“BEST NONFICTION BOOK OF THE 20TH CENTURY” —Time
“It is impossible to name a book that had a greater effect on the political and moral consciousness of the late twentieth century.” —David Remnick, The New Yorker
The Nobel Prize winner’s towering masterpiece of world literature, the searing record of four decades of terror and oppression, in one abridged volume (authorized by the author). Features a new foreword by Anne Applebaum.
Drawing on his own experiences before, during and after his eleven years of incarceration and exile, on evidence provided by more than 200 fellow prisoners, and on Soviet archives, Solzhenitsyn reveals with torrential narrative and dramatic power the entire apparatus of Soviet repression, the state within the state that once ruled all-powerfully with its creation by Lenin in 1918. Through truly Shakespearean portraits of its victims-this man, that woman, that child-we encounter the secret police operations, the labor camps and prisons, the uprooting or extermination of whole populations, the “welcome” that awaited Russian soldiers who had been German prisoners of war. Yet we also witness astounding moral courage, the incorruptibility with which the occasional individual or a few scattered groups, all defenseless, endured brutality and degradation. And Solzhenitsyn’s genius has transmuted this grisly indictment into a literary miracle.
“The greatest and most powerful single indictment of a political regime ever leveled in modern times.” —George F. Kennan
“Solzhenitsyn’s masterpiece. ... The Gulag Archipelago helped create the world we live in today.” —Anne Applebaum, Pulitzer Prize-winning author of Gulag: A History, from the foreword

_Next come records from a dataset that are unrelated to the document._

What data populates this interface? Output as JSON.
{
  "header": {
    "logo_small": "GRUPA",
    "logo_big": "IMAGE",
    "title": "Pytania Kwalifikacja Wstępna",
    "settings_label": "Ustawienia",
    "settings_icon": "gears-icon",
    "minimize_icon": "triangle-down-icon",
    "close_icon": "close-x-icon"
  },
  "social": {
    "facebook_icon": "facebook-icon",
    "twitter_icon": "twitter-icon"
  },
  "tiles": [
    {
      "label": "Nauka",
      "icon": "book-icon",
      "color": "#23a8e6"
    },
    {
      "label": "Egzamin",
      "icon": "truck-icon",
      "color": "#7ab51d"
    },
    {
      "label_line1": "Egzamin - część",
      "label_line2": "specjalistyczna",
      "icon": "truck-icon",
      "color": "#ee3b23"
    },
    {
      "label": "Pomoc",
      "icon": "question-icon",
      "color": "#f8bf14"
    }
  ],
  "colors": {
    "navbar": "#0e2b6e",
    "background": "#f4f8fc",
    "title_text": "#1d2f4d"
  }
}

After serving as a decorated captain in the Soviet Army during World War II, Aleksandr I. Solzhenitsyn (1918-2008) was sentenced to prison for eight years for criticizing Stalin and the Soviet government in private letters. Solzhenitsyn vaulted from unknown schoolteacher to internationally famous writer in 1962 with the publication of his novella One Day in the Life of Ivan Denisovich; he was awarded the Nobel Prize in Literature in 1968. The writer's increasingly vocal opposition to the regime resulted in another arrest, a charge of treason, and expulsion from the USSR in 1974, the year The Gulag Archipelago, his epic history of the Soviet prison system, first appeared in the West. For eighteen years, he and his family lived in Vermont. In 1994 he returned to Russia. Aleksandr Solzhenitsyn died at his home in Moscow in 2008.